4. Ohhhh... So THAT's why it's called a "pour over"...
That's it. There are of course finer points about all the materials that aren't so obvious and that coffee
snobs aficionados debate continually.
How hot should the water be? My experience is that water just off a boil makes the best-tasting pour over to me. Some opinions argue to wait a few minutes or else the coffee may be slightly bitter. Give it a shot and see what you like. The overwhelming consensus is that the water should be no hotter than boiling. At that point you would be using steam, not water. And steam-coffee has already been declared illegal by the FDA so don't even try it.
How fine should the grind be? Generally slightly finer that a standard drip grind, certainly no coarser than drip.

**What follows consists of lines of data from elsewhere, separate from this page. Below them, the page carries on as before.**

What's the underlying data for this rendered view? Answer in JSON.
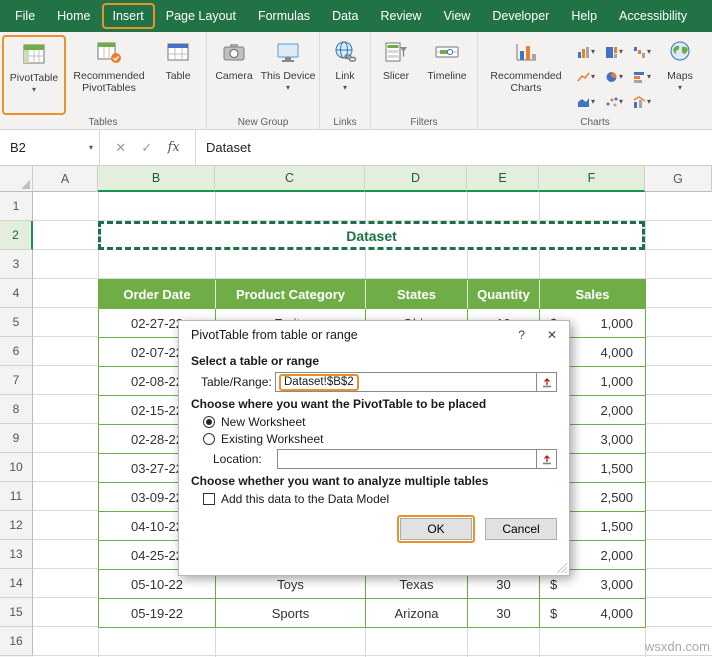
{
  "colors": {
    "excel_green": "#217346",
    "table_green": "#6FAD47",
    "highlight_orange": "#E8912D",
    "selected_header_green": "#17954F"
  },
  "icons": {
    "caret": "▾",
    "help": "?",
    "close": "✕",
    "cancel": "✕",
    "enter": "✓",
    "fx": "fx"
  },
  "ribbon": {
    "tabs": [
      "File",
      "Home",
      "Insert",
      "Page Layout",
      "Formulas",
      "Data",
      "Review",
      "View",
      "Developer",
      "Help",
      "Accessibility"
    ],
    "buttons": {
      "pivottable": "PivotTable",
      "recommended_pivottables": "Recommended PivotTables",
      "table": "Table",
      "camera": "Camera",
      "this_device": "This Device",
      "link": "Link",
      "slicer": "Slicer",
      "timeline": "Timeline",
      "recommended_charts": "Recommended Charts",
      "maps": "Maps"
    },
    "group_labels": {
      "tables": "Tables",
      "new_group": "New Group",
      "links": "Links",
      "filters": "Filters",
      "charts": "Charts"
    }
  },
  "formula_bar": {
    "name_box": "B2",
    "formula": "Dataset"
  },
  "sheet": {
    "columns": [
      "A",
      "B",
      "C",
      "D",
      "E",
      "F",
      "G"
    ],
    "row_numbers": [
      "1",
      "2",
      "3",
      "4",
      "5",
      "6",
      "7",
      "8",
      "9",
      "10",
      "11",
      "12",
      "13",
      "14",
      "15",
      "16"
    ],
    "title_cell": "Dataset"
  },
  "table": {
    "headers": [
      "Order Date",
      "Product Category",
      "States",
      "Quantity",
      "Sales"
    ],
    "rows": [
      {
        "date": "02-27-22",
        "category": "Fruits",
        "state": "Ohio",
        "qty": "10",
        "cur": "$",
        "sales": "1,000"
      },
      {
        "date": "02-07-22",
        "category": "",
        "state": "",
        "qty": "",
        "cur": "",
        "sales": "4,000"
      },
      {
        "date": "02-08-22",
        "category": "",
        "state": "",
        "qty": "",
        "cur": "",
        "sales": "1,000"
      },
      {
        "date": "02-15-22",
        "category": "",
        "state": "",
        "qty": "",
        "cur": "",
        "sales": "2,000"
      },
      {
        "date": "02-28-22",
        "category": "",
        "state": "",
        "qty": "",
        "cur": "",
        "sales": "3,000"
      },
      {
        "date": "03-27-22",
        "category": "",
        "state": "",
        "qty": "",
        "cur": "",
        "sales": "1,500"
      },
      {
        "date": "03-09-22",
        "category": "",
        "state": "",
        "qty": "",
        "cur": "",
        "sales": "2,500"
      },
      {
        "date": "04-10-22",
        "category": "",
        "state": "",
        "qty": "",
        "cur": "",
        "sales": "1,500"
      },
      {
        "date": "04-25-22",
        "category": "",
        "state": "",
        "qty": "",
        "cur": "",
        "sales": "2,000"
      },
      {
        "date": "05-10-22",
        "category": "Toys",
        "state": "Texas",
        "qty": "30",
        "cur": "$",
        "sales": "3,000"
      },
      {
        "date": "05-19-22",
        "category": "Sports",
        "state": "Arizona",
        "qty": "30",
        "cur": "$",
        "sales": "4,000"
      }
    ]
  },
  "dialog": {
    "title": "PivotTable from table or range",
    "section_range": "Select a table or range",
    "table_range_label": "Table/Range:",
    "table_range_value": "Dataset!$B$2",
    "section_placement": "Choose where you want the PivotTable to be placed",
    "radio_new": "New Worksheet",
    "radio_existing": "Existing Worksheet",
    "location_label": "Location:",
    "location_value": "",
    "section_multi": "Choose whether you want to analyze multiple tables",
    "checkbox_label": "Add this data to the Data Model",
    "ok": "OK",
    "cancel": "Cancel"
  },
  "watermark": "wsxdn.com"
}
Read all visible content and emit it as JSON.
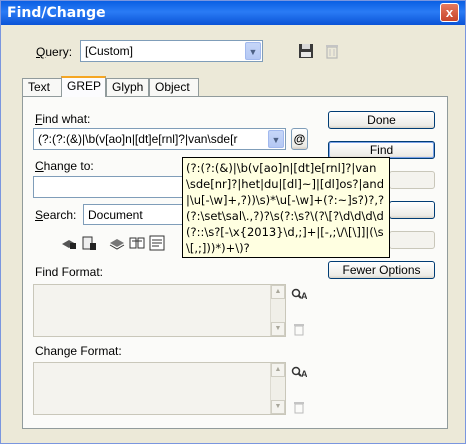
{
  "window": {
    "title": "Find/Change",
    "close_glyph": "x"
  },
  "query": {
    "label_u": "Q",
    "label_rest": "uery:",
    "value": "[Custom]"
  },
  "tabs": [
    {
      "label": "Text",
      "active": false
    },
    {
      "label": "GREP",
      "active": true
    },
    {
      "label": "Glyph",
      "active": false
    },
    {
      "label": "Object",
      "active": false
    }
  ],
  "find_what": {
    "label_u": "F",
    "label_rest": "ind what:",
    "value": "(?:(?:(&)|\\b(v[ao]n|[dt]e[rnl]?|van\\sde[r",
    "special_char": "@"
  },
  "change_to": {
    "label_u": "C",
    "label_rest": "hange to:"
  },
  "search": {
    "label_u": "S",
    "label_rest": "earch:",
    "value": "Document"
  },
  "find_format": {
    "label": "Find Format:"
  },
  "change_format": {
    "label": "Change Format:"
  },
  "buttons": {
    "done": "Done",
    "find": "Find",
    "fewer_options": "Fewer Options"
  },
  "tooltip": {
    "text": "(?:(?:(&)|\\b(v[ao]n|[dt]e[rnl]?|van\\sde[nr]?|het|du|[dl]~]|[dl]os?|and|\\u[-\\w]+,?))\\s)*\\u[-\\w]+(?:~]s?)?,?(?:\\set\\sal\\.,?)?\\s(?:\\s?\\(?\\[?\\d\\d\\d\\d(?::\\s?[-\\x{2013}\\d,;]+|[-,;\\/\\[\\]]|(\\s\\[,;]))*)+\\)?"
  },
  "colors": {
    "title_bar": "#0A5FE3",
    "window_bg": "#ECE9D8",
    "active_tab_accent": "#F5A623"
  }
}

For the first few months of using a pour over I ignored this guide - and loved the coffee results I was getting with normal drip grounds. A slightly finer grind adds some more flavor to the brew, play with the grind and see what you like. The important thing to note is that if the beans you have are pre-ground from the store, they are totally OK to use and will give you delicious results.
How much coffee should you use? The number one rule of coffee of course is that more coffee is better. If you don't know this rule then chances are you've never had coffee before. The package the beans come in will say something like "1 tbsp of grounds per 6 oz of water". This is a good starting point. Try this a few times and once you're comfortable with the pour over routine, add an extra half or full tbsp to the mix and see what you think.
There are really only two things that you can screw up using the pour over method, they both involve spilling hot water all over everything, and I should know because I've done them both. At work. What the pour over demands of you that the drip machine does not is attention. There are two areas that you must watch: how much water you use and how fast you pour.
It's not rocket science and it should seem pretty obvious but the amount of water you pour into the brewer must be less than the amount of water the mug will hold. The universe won't stop you from using more water and neither will the pour over. If you keep pouring, the water will keep flowing. In my case it flowed right through the pour over, out of the mug, over the counter, and onto the floor. This is where the key pour over technology that I mentioned early (gravity) really kicks in. If your cup holds 10 oz, measure out 10 oz of hot water and pour only that amount. About 1 oz will soak into the grounds so you should OK and not overflowing. If you want extra room, use only 8 oz.
The pace of pouring the water isn't crucial to the finished product. But, you can't pour faster than the pour over can drain. When my mind wandered and I outpaced the pour over's dripping capacity, the water again flowed over the counter and onto the floor. This time it skipped the mug entirely.
So the pour over gives you customization. You get YOUR CUP at home, at work, wherever. Even at most coffee shops. Wanna make sure your brew is fresh? Ask for a pour over. Want a specific roast of beans? Ask for a pour over. Want your cup a little stronger? Pour over. Wanna earn some hipster street-cred? Pour. Over.
Give it shot. You'll find your own perfect cup.
...Thanks, Markus! Now the fun part - win FOUR bags of mucho delish Seattle's Best Coffee, your own pour over, a cup to take your java on the go and a coffee scoop by entering the giveaway. Rafflecopter is below to get the party started. Best of luck!